A relatively new miniatures company is Pontoonier Miniatures based in Milwaukee, WI and they had some attractive Baden infantry for 1806-1811 that caught my fancy. I was tempted to buy some of these figures and add them to my 1806 Project. They are really good looking figures. The company plans to add more of the German countries that have not been covered by other miniatures companies.

The Wargame
We set up our SYW winter snow game in the main lobby and had our usual 6ft by 20ft table with two parallel 2.5ft by 20 foot back tables. I will post some pictures when I get home, but it really looked nice. Well, what would one expect when it comes to Herb Gundt made terrain pieces. Herb added some Wolf Pits for me that we used in the game. These are basically hasty fox holes or rifle pits that were occuppied by the Croats at Lobositz and Reichenberg. The Prussians had a difficult time evicting the Croats from these foreward positions and found that the melee didn't work in this situation.
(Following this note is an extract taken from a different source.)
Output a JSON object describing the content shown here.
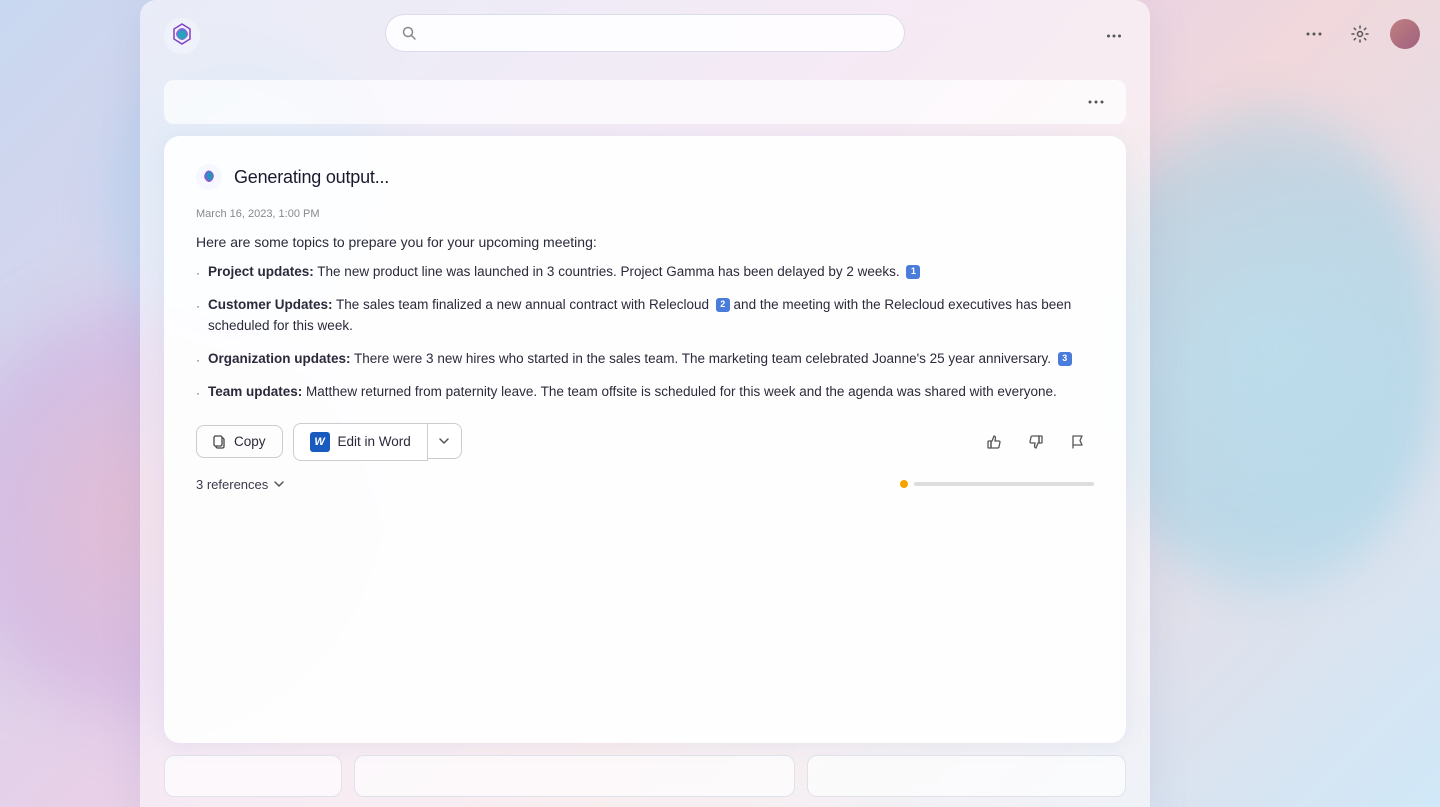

A brief game summary, on the Prussian left, they seemed to get every first fire card for several turns in a row, causing the Austrians to get decimated. The Saxon cavalry arrived to hold back the tide of Prussian blue, and in this they succeeded admirably. However, the early infantry losses were too much of a penalty for the Austrians to overcome. On the Prussian right, they found their advance flanked by a wooded hill that was teaming with Croats and more of those infernal wolf pits. The Prussian jagers screened them off, allowing the rest of the Prussian infantry and cavalry to bypass this obstacle and attack the Austrian regulars. There was a huge cavalry melee in this sector that appeared to be going strongly in the Prussians favor. The center was a bit of an Austrian success in the left center, but the Prussians were firing their way through in the center right. So all in all, it looked like a Prussian victory. The Austrians and Saxons gave a good account of themselves, lacking only in first fire cards and jokers. The Prussians nabbed two jokers on two consecutive card draws.
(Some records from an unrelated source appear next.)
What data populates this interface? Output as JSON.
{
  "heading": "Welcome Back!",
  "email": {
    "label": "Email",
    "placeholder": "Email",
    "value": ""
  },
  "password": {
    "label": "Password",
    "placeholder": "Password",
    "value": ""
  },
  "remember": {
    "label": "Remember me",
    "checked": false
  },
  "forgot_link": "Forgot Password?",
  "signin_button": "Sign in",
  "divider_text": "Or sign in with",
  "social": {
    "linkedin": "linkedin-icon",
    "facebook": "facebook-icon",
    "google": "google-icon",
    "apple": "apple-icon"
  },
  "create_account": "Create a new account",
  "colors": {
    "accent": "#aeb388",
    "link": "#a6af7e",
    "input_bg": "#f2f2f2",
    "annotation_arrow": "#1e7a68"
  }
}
The Finding of Fruit
I'm already feeling sugared and junk fooded out. My bod was craving some fresh fruit or something healthy after all of those carbs etc. We had dinner at the Pancake House at 1 AM since we got into town so late. The breakfast buffet had large bowls of melon, orange juice and other nutricious fruits that I eagerly ate this morning. Since our game began at 6pm and the setup was at 4pm, I missed dinner and everything was closed down by the time we concluded the game and packed everything away. So my dinner was a package of Strawberry Pop Tarts. Sigh!!!


  1. Surely, sir, you've engaged in enough campaigns to know to grab whatever provender is available (and save it for later).
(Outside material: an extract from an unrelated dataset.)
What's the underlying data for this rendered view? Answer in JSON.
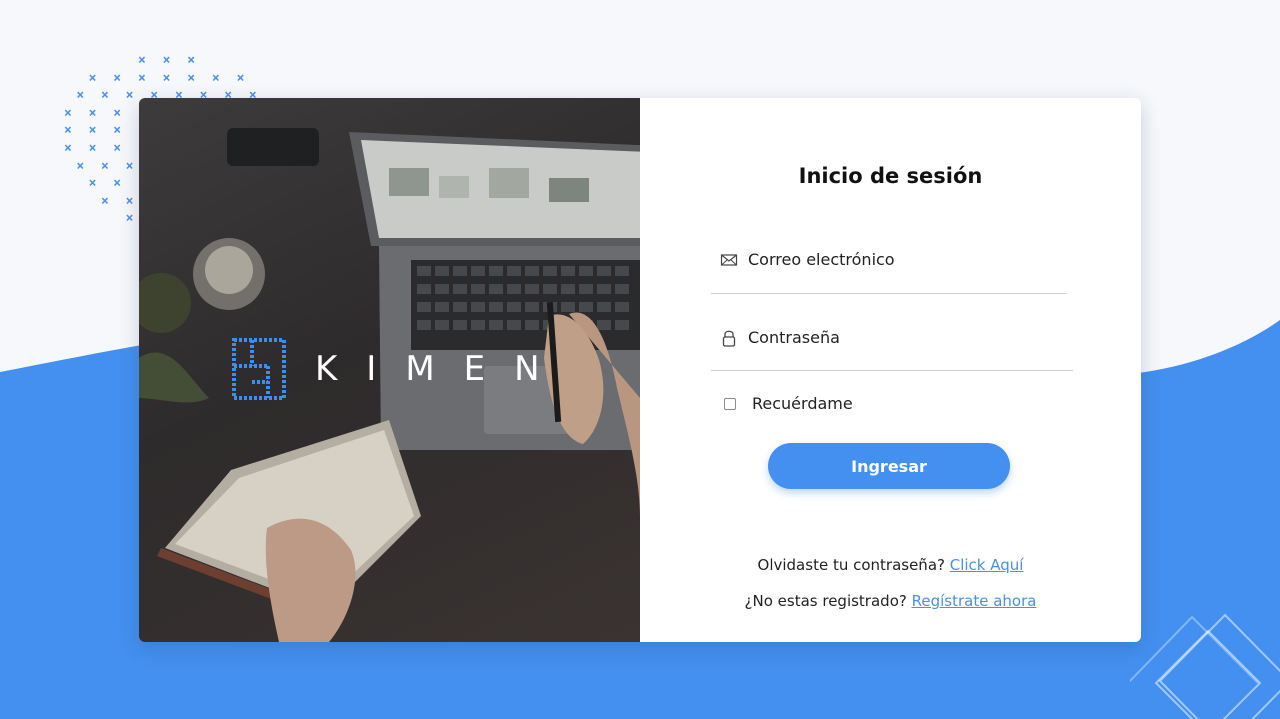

    Ah well, this is more than a one-day engagement. Surely you have learned your lesson and will take steps to remedy the supply problem.

    Have fun!

    -- Jeff

  2. Sounds like a great time! Thanks for taking the time to post your experience, so that those of us not in attendance, can imagine being there, and dream of "maybe next year".

  3. Wow what a day - on and off table ! I am interested to hear more of the wolf pits - a photo I hope...
    Keep up the good work and the superb reporting - thanks gentlemen for giving us an insight.
    best wishes

  4. Herr Alte,

    Any chance of pics of those Badeners? They are one of my favorite Napoleonic armies, and while I have some Bicorne figures, I'm looking for better.